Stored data
--
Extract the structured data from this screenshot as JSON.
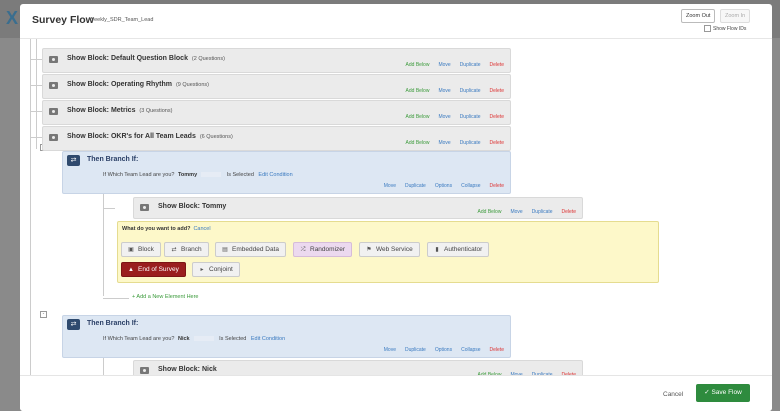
{
  "header": {
    "title": "Survey Flow",
    "subtitle": "Weekly_SDR_Team_Lead",
    "zoom_out": "Zoom Out",
    "zoom_in": "Zoom In",
    "show_flow_ids": "Show Flow IDs"
  },
  "blocks": [
    {
      "title": "Show Block: Default Question Block",
      "count": "(2 Questions)"
    },
    {
      "title": "Show Block: Operating Rhythm",
      "count": "(9 Questions)"
    },
    {
      "title": "Show Block: Metrics",
      "count": "(3 Questions)"
    },
    {
      "title": "Show Block: OKR's for All Team Leads",
      "count": "(6 Questions)"
    }
  ],
  "block_actions": {
    "add_below": "Add Below",
    "move": "Move",
    "duplicate": "Duplicate",
    "delete": "Delete"
  },
  "branches": [
    {
      "title": "Then Branch If:",
      "cond_prefix": "If",
      "question": "Which Team Lead are you?",
      "answer": "Tommy",
      "selected": "Is Selected",
      "edit": "Edit Condition",
      "inner_block": "Show Block: Tommy"
    },
    {
      "title": "Then Branch If:",
      "cond_prefix": "If",
      "question": "Which Team Lead are you?",
      "answer": "Nick",
      "selected": "Is Selected",
      "edit": "Edit Condition",
      "inner_block": "Show Block: Nick"
    }
  ],
  "branch_actions": {
    "move": "Move",
    "duplicate": "Duplicate",
    "options": "Options",
    "collapse": "Collapse",
    "delete": "Delete"
  },
  "add_panel": {
    "question": "What do you want to add?",
    "cancel": "Cancel",
    "options": [
      {
        "label": "Block",
        "icon": "block-icon"
      },
      {
        "label": "Branch",
        "icon": "branch-icon"
      },
      {
        "label": "Embedded Data",
        "icon": "embedded-data-icon"
      },
      {
        "label": "Randomizer",
        "icon": "randomizer-icon"
      },
      {
        "label": "Web Service",
        "icon": "web-service-icon"
      },
      {
        "label": "Authenticator",
        "icon": "lock-icon"
      },
      {
        "label": "End of Survey",
        "icon": "warning-icon"
      },
      {
        "label": "Conjoint",
        "icon": "conjoint-icon"
      }
    ]
  },
  "add_new_element": "+ Add a New Element Here",
  "footer": {
    "cancel": "Cancel",
    "save": "Save Flow"
  },
  "colors": {
    "save": "#2e8b3e",
    "branch_bg": "#dde7f3",
    "add_panel_bg": "#fdf8c9",
    "end_of_survey": "#9a1e1e",
    "randomizer": "#ecd9ef"
  }
}
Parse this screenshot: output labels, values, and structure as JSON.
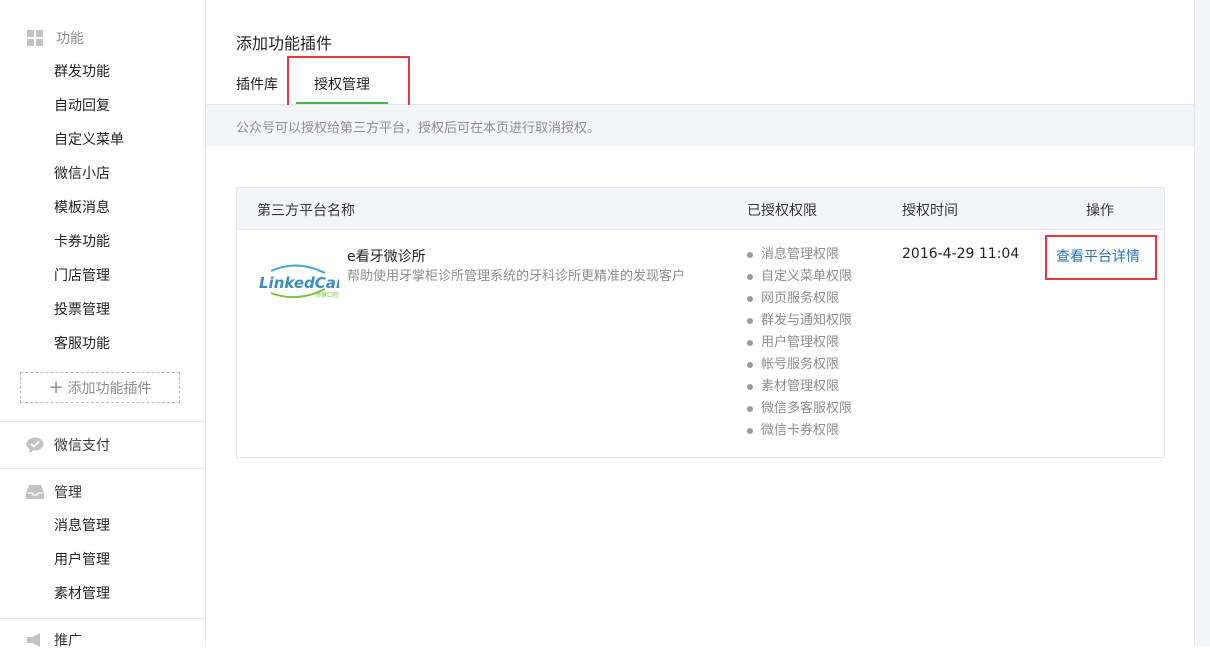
{
  "sidebar": {
    "function_section": {
      "label": "功能",
      "icon": "grid-icon"
    },
    "function_items": [
      "群发功能",
      "自动回复",
      "自定义菜单",
      "微信小店",
      "模板消息",
      "卡券功能",
      "门店管理",
      "投票管理",
      "客服功能"
    ],
    "add_plugin_label": "添加功能插件",
    "pay_section": {
      "label": "微信支付",
      "icon": "wechat-pay-icon"
    },
    "manage_section": {
      "label": "管理",
      "icon": "inbox-icon"
    },
    "manage_items": [
      "消息管理",
      "用户管理",
      "素材管理"
    ],
    "promo_section": {
      "label": "推广",
      "icon": "megaphone-icon"
    }
  },
  "main": {
    "title": "添加功能插件",
    "tabs": [
      {
        "label": "插件库",
        "active": false
      },
      {
        "label": "授权管理",
        "active": true
      }
    ],
    "notice": "公众号可以授权给第三方平台，授权后可在本页进行取消授权。"
  },
  "table": {
    "headers": {
      "platform_name": "第三方平台名称",
      "permissions": "已授权权限",
      "auth_time": "授权时间",
      "action": "操作"
    },
    "rows": [
      {
        "logo_text": "LinkedCare",
        "logo_subtext": "领健口腔",
        "name": "e看牙微诊所",
        "description": "帮助使用牙掌柜诊所管理系统的牙科诊所更精准的发现客户",
        "permissions": [
          "消息管理权限",
          "自定义菜单权限",
          "网页服务权限",
          "群发与通知权限",
          "用户管理权限",
          "帐号服务权限",
          "素材管理权限",
          "微信多客服权限",
          "微信卡券权限"
        ],
        "auth_time": "2016-4-29 11:04",
        "action_label": "查看平台详情"
      }
    ]
  },
  "colors": {
    "accent_green": "#44b549",
    "link_blue": "#2b6fb3",
    "highlight_red": "#e0393e",
    "notice_bg": "#f4f5f9"
  }
}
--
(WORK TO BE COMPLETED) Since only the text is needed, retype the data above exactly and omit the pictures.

(ANSWER AREA)
Extract the structured data from this screenshot as JSON.
{
  "header": {
    "title": "Survey Flow",
    "subtitle": "Weekly_SDR_Team_Lead",
    "zoom_out": "Zoom Out",
    "zoom_in": "Zoom In",
    "show_flow_ids": "Show Flow IDs"
  },
  "blocks": [
    {
      "title": "Show Block: Default Question Block",
      "count": "(2 Questions)"
    },
    {
      "title": "Show Block: Operating Rhythm",
      "count": "(9 Questions)"
    },
    {
      "title": "Show Block: Metrics",
      "count": "(3 Questions)"
    },
    {
      "title": "Show Block: OKR's for All Team Leads",
      "count": "(6 Questions)"
    }
  ],
  "block_actions": {
    "add_below": "Add Below",
    "move": "Move",
    "duplicate": "Duplicate",
    "delete": "Delete"
  },
  "branches": [
    {
      "title": "Then Branch If:",
      "cond_prefix": "If",
      "question": "Which Team Lead are you?",
      "answer": "Tommy",
      "selected": "Is Selected",
      "edit": "Edit Condition",
      "inner_block": "Show Block: Tommy"
    },
    {
      "title": "Then Branch If:",
      "cond_prefix": "If",
      "question": "Which Team Lead are you?",
      "answer": "Nick",
      "selected": "Is Selected",
      "edit": "Edit Condition",
      "inner_block": "Show Block: Nick"
    }
  ],
  "branch_actions": {
    "move": "Move",
    "duplicate": "Duplicate",
    "options": "Options",
    "collapse": "Collapse",
    "delete": "Delete"
  },
  "add_panel": {
    "question": "What do you want to add?",
    "cancel": "Cancel",
    "options": [
      {
        "label": "Block",
        "icon": "block-icon"
      },
      {
        "label": "Branch",
        "icon": "branch-icon"
      },
      {
        "label": "Embedded Data",
        "icon": "embedded-data-icon"
      },
      {
        "label": "Randomizer",
        "icon": "randomizer-icon"
      },
      {
        "label": "Web Service",
        "icon": "web-service-icon"
      },
      {
        "label": "Authenticator",
        "icon": "lock-icon"
      },
      {
        "label": "End of Survey",
        "icon": "warning-icon"
      },
      {
        "label": "Conjoint",
        "icon": "conjoint-icon"
      }
    ]
  },
  "add_new_element": "+ Add a New Element Here",
  "footer": {
    "cancel": "Cancel",
    "save": "Save Flow"
  },
  "colors": {
    "save": "#2e8b3e",
    "branch_bg": "#dde7f3",
    "add_panel_bg": "#fdf8c9",
    "end_of_survey": "#9a1e1e",
    "randomizer": "#ecd9ef"
  }
}
Parse this screenshot: output labels, values, and structure as JSON.
{
  "sidebar": {
    "function_section": {
      "label": "功能",
      "icon": "grid-icon"
    },
    "function_items": [
      "群发功能",
      "自动回复",
      "自定义菜单",
      "微信小店",
      "模板消息",
      "卡券功能",
      "门店管理",
      "投票管理",
      "客服功能"
    ],
    "add_plugin_label": "添加功能插件",
    "pay_section": {
      "label": "微信支付",
      "icon": "wechat-pay-icon"
    },
    "manage_section": {
      "label": "管理",
      "icon": "inbox-icon"
    },
    "manage_items": [
      "消息管理",
      "用户管理",
      "素材管理"
    ],
    "promo_section": {
      "label": "推广",
      "icon": "megaphone-icon"
    }
  },
  "main": {
    "title": "添加功能插件",
    "tabs": [
      {
        "label": "插件库",
        "active": false
      },
      {
        "label": "授权管理",
        "active": true
      }
    ],
    "notice": "公众号可以授权给第三方平台，授权后可在本页进行取消授权。"
  },
  "table": {
    "headers": {
      "platform_name": "第三方平台名称",
      "permissions": "已授权权限",
      "auth_time": "授权时间",
      "action": "操作"
    },
    "rows": [
      {
        "logo_text": "LinkedCare",
        "logo_subtext": "领健口腔",
        "name": "e看牙微诊所",
        "description": "帮助使用牙掌柜诊所管理系统的牙科诊所更精准的发现客户",
        "permissions": [
          "消息管理权限",
          "自定义菜单权限",
          "网页服务权限",
          "群发与通知权限",
          "用户管理权限",
          "帐号服务权限",
          "素材管理权限",
          "微信多客服权限",
          "微信卡券权限"
        ],
        "auth_time": "2016-4-29 11:04",
        "action_label": "查看平台详情"
      }
    ]
  },
  "colors": {
    "accent_green": "#44b549",
    "link_blue": "#2b6fb3",
    "highlight_red": "#e0393e",
    "notice_bg": "#f4f5f9"
  }
}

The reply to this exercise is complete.